_EXERCISE REQUIREMENTS:_ For the word "timestamp", count the lines of the records that hold it, and give only that number.

_SOURCE INFORMATION:_
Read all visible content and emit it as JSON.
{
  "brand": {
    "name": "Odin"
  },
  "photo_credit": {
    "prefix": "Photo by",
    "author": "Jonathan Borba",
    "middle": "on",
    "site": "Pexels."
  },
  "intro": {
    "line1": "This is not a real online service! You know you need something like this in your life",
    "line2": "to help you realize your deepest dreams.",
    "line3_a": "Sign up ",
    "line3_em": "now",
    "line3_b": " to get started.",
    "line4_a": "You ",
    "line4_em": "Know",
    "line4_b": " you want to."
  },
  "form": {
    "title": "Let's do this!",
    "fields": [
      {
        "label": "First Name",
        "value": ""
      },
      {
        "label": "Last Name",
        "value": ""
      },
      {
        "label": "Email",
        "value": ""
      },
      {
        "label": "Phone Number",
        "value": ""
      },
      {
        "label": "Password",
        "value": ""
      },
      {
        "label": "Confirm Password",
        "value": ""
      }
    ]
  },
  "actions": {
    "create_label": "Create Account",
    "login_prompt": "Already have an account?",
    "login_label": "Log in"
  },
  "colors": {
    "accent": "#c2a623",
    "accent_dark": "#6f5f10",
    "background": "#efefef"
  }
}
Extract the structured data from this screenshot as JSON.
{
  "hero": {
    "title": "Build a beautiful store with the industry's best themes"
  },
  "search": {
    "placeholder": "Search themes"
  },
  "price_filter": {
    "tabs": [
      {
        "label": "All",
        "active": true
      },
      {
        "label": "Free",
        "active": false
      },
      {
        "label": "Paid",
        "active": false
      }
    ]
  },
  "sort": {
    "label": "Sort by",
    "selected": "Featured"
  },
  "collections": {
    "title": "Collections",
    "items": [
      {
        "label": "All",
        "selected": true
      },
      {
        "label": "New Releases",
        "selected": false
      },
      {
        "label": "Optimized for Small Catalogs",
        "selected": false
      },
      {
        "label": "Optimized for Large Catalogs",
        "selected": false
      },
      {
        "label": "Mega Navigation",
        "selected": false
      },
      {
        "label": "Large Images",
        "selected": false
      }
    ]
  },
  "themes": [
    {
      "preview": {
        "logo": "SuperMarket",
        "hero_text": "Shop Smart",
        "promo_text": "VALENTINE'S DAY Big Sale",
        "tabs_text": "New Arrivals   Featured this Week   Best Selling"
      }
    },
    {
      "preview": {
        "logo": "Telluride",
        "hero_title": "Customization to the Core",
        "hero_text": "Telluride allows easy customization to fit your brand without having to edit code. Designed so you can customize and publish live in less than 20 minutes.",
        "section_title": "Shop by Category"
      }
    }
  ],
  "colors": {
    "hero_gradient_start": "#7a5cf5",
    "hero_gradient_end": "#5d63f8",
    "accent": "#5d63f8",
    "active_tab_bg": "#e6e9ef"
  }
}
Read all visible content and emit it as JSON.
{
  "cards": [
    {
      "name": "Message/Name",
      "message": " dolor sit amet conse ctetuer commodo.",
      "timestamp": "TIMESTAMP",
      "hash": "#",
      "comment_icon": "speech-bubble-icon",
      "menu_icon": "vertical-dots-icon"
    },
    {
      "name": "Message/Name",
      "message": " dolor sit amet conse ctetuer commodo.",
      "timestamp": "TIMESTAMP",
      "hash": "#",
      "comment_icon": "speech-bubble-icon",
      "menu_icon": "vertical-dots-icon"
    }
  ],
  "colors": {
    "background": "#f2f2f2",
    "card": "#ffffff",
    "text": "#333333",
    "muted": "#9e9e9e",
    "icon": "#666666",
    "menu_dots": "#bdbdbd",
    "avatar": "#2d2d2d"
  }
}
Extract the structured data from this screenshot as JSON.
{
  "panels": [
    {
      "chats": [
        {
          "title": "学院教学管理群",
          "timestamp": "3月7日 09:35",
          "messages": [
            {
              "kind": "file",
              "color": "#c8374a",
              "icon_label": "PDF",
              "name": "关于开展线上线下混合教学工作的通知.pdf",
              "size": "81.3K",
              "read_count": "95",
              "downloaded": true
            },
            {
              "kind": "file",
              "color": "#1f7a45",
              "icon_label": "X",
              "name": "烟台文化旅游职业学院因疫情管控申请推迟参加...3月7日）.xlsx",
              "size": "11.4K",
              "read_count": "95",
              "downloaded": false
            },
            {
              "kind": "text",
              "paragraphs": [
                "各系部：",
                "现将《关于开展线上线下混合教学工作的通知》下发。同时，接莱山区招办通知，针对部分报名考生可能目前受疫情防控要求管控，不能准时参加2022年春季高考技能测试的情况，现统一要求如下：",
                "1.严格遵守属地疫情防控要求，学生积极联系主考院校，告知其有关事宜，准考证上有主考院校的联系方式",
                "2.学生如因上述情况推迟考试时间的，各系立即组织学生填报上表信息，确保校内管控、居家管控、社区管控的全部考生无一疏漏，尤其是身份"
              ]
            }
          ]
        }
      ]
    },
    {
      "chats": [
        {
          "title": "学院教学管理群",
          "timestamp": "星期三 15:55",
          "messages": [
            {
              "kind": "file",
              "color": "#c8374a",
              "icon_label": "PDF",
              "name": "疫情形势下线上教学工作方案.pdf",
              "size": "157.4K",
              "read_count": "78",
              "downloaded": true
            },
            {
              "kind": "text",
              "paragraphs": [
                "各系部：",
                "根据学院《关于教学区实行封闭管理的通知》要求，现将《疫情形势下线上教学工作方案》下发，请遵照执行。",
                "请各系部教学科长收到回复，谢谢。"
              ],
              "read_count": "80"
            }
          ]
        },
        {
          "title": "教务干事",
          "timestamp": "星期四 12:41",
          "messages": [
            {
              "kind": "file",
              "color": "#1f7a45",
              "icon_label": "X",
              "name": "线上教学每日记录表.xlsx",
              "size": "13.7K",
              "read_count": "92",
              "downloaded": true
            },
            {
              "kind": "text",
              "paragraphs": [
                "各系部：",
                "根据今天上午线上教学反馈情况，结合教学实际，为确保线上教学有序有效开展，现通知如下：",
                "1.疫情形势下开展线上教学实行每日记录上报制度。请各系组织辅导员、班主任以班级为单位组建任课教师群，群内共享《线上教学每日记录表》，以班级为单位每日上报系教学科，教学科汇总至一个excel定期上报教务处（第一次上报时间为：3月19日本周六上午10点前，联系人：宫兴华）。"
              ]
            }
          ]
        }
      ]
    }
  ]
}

_EXERCISE ANSWER:_ 5